The ways that you could upset a bank dealer were numerous and often bizarre. They ranged from not showing enough respect through to supporting the wrong football team but by far the most serious was not standing by a price that you made. In the brave new world of electronic trading this may be hard to comprehend so a little explanation of how the markets used to function in the days of voice broking follows! Simply a bank would ask me a price in a specific instrument (be it a spot price, CD or deposit) and I would be obliged to make a two way dealing price with an amount specified. In laymans terms we were obliged to quote a buying and selling price to that bank in a specified amount. Not difficult really until you factor in that you had to deal on that price and if you couldn’t, for whatever reason, you were obliged to pay the bank the difference between what you had quoted and what you dealt at. I can still hear dealers shouting “cheque book” before slamming the phone down. Too many difference cheques or a really bad price and the dealer would punish you by “taking the line out” in other words they would simply refuse to answer your calls for a specified time, sometimes a week sometimes months.

If this happened too many times the Bank of England would have a quiet but firm word with the powers that be in the money brokers or as importantly at the offending Bank. We all needed each other to make the market function in an orderly manner. Be assured that to have your knuckles rapped by the Bank of England hurt and not only hurt your pride. All the participants knew their role and “place” even to the point where brokers ran A and B desks and depending on the size and frequency that the banks traded they were graded onto the appropriate desk. By operating this self-regulation, where the Bank of England held sway, the markets were kept honest and very, very few abuses occurred. What abuses there were, were quickly and quietly dealt with. Move on to the opening up of the markets to thousands of participants caused by the introduction of consumer friendly instruments, one could almost say expanding the gambling industries tools, and the world of self-regulation is as arcane as a fax machine.
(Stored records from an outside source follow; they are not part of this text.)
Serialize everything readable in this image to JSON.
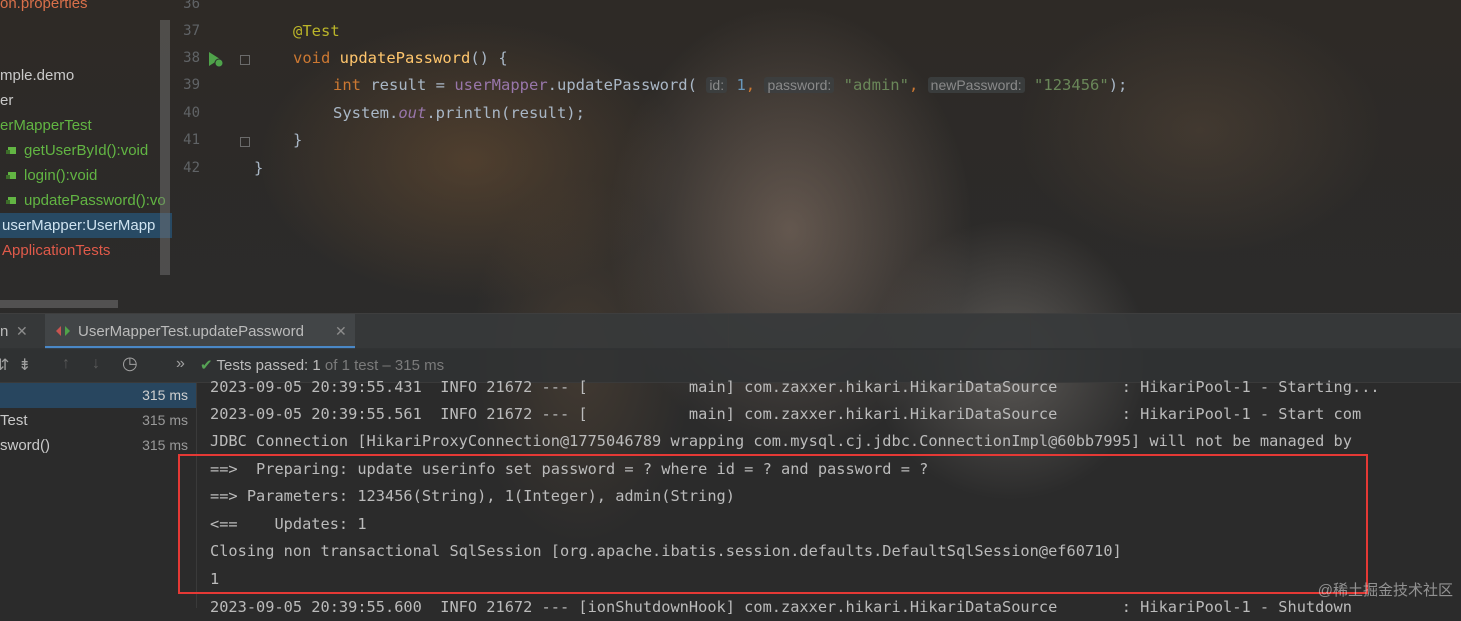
{
  "project_tree": {
    "items": [
      {
        "label": "on.properties",
        "style": "props"
      },
      {
        "label": "",
        "style": "plain"
      },
      {
        "label": "mple.demo",
        "style": "plain"
      },
      {
        "label": "er",
        "style": "plain"
      },
      {
        "label": "erMapperTest",
        "style": "green"
      },
      {
        "label": "getUserById():void",
        "style": "green"
      },
      {
        "label": "login():void",
        "style": "green"
      },
      {
        "label": "updatePassword():vo",
        "style": "green"
      },
      {
        "label": "userMapper:UserMapp",
        "style": "selected"
      },
      {
        "label": "ApplicationTests",
        "style": "red"
      }
    ]
  },
  "editor": {
    "line_numbers": [
      "36",
      "37",
      "38",
      "39",
      "40",
      "41",
      "42"
    ],
    "annotation": "@Test",
    "method_return": "void",
    "method_name": "updatePassword",
    "method_tail": "() {",
    "line39": {
      "type": "int",
      "var": " result = ",
      "field": "userMapper",
      "call": ".updatePassword(",
      "hint_id": "id:",
      "arg_id": "1",
      "comma1": ",",
      "hint_pwd": "password:",
      "arg_pwd": "\"admin\"",
      "comma2": ",",
      "hint_new": "newPassword:",
      "arg_new": "\"123456\"",
      "end": ");"
    },
    "line40": {
      "pre": "System.",
      "field": "out",
      "post": ".println(result);"
    },
    "line41": "}",
    "line42": "}"
  },
  "run_window": {
    "tab_left": "n",
    "tab_left_close": "✕",
    "tab_active": "UserMapperTest.updatePassword",
    "tab_active_close": "✕"
  },
  "toolbar": {
    "expand_icon": "⇵",
    "collapse_icon": "⇟",
    "up_icon": "↑",
    "down_icon": "↓",
    "history_icon": "◷",
    "more_icon": "»",
    "status_icon": "✔",
    "status_label": "Tests passed: ",
    "status_count": "1",
    "status_rest": " of 1 test – 315 ms"
  },
  "test_tree": {
    "rows": [
      {
        "name": "",
        "time": "315 ms"
      },
      {
        "name": "Test",
        "time": "315 ms"
      },
      {
        "name": "sword()",
        "time": "315 ms"
      }
    ]
  },
  "console": {
    "lines": [
      "2023-09-05 20:39:55.431  INFO 21672 --- [           main] com.zaxxer.hikari.HikariDataSource       : HikariPool-1 - Starting...",
      "2023-09-05 20:39:55.561  INFO 21672 --- [           main] com.zaxxer.hikari.HikariDataSource       : HikariPool-1 - Start com",
      "JDBC Connection [HikariProxyConnection@1775046789 wrapping com.mysql.cj.jdbc.ConnectionImpl@60bb7995] will not be managed by",
      "==>  Preparing: update userinfo set password = ? where id = ? and password = ?",
      "==> Parameters: 123456(String), 1(Integer), admin(String)",
      "<==    Updates: 1",
      "Closing non transactional SqlSession [org.apache.ibatis.session.defaults.DefaultSqlSession@ef60710]",
      "1",
      "2023-09-05 20:39:55.600  INFO 21672 --- [ionShutdownHook] com.zaxxer.hikari.HikariDataSource       : HikariPool-1 - Shutdown"
    ]
  },
  "watermark": "@稀土掘金技术社区"
}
It is indeed a world which is unrecognisable from 25 years ago both in terms of participants, volumes  and regulation but will the introduction of the BIS voluntary code of conduct in the FX market and regulations such as those in MiFID II really improve the markets and stop abuse? Richard Seaman, industry compliance veteran thinks that the code will go some way to restoring the public’s faith in the foreign exchange markets. He told me “The 55 principles, whilst not designed to replace local laws have been compiled with consultation and input from major participants globally. Central Banks are expecting  much higher ethical standards to become common place although as in any new initiative the ‘tone from the top’ of a firm will be vital in ensuring that the code of conduct is properly adopted and fit for purpose.” He continued “with the MiFID II best execution requirements coming into force at the beginning of 2018, firms will have to change much of their current infrastructure to fully comply.” Interestingly none of the other 6 market participants I asked for quotes could think of any worthwhile changes that these codes and rules will bring. Not finding anything comment worthy is not to say that the changes are not needed or worthwhile but that generally the markets are in pretty good shape but that is not to say that ways round rules will be found! There are however areas that the regulators should be paying much closer attention to such as the mis-selling of Binary options to a gullible public that are a scandal which I will look at more closely in my next column .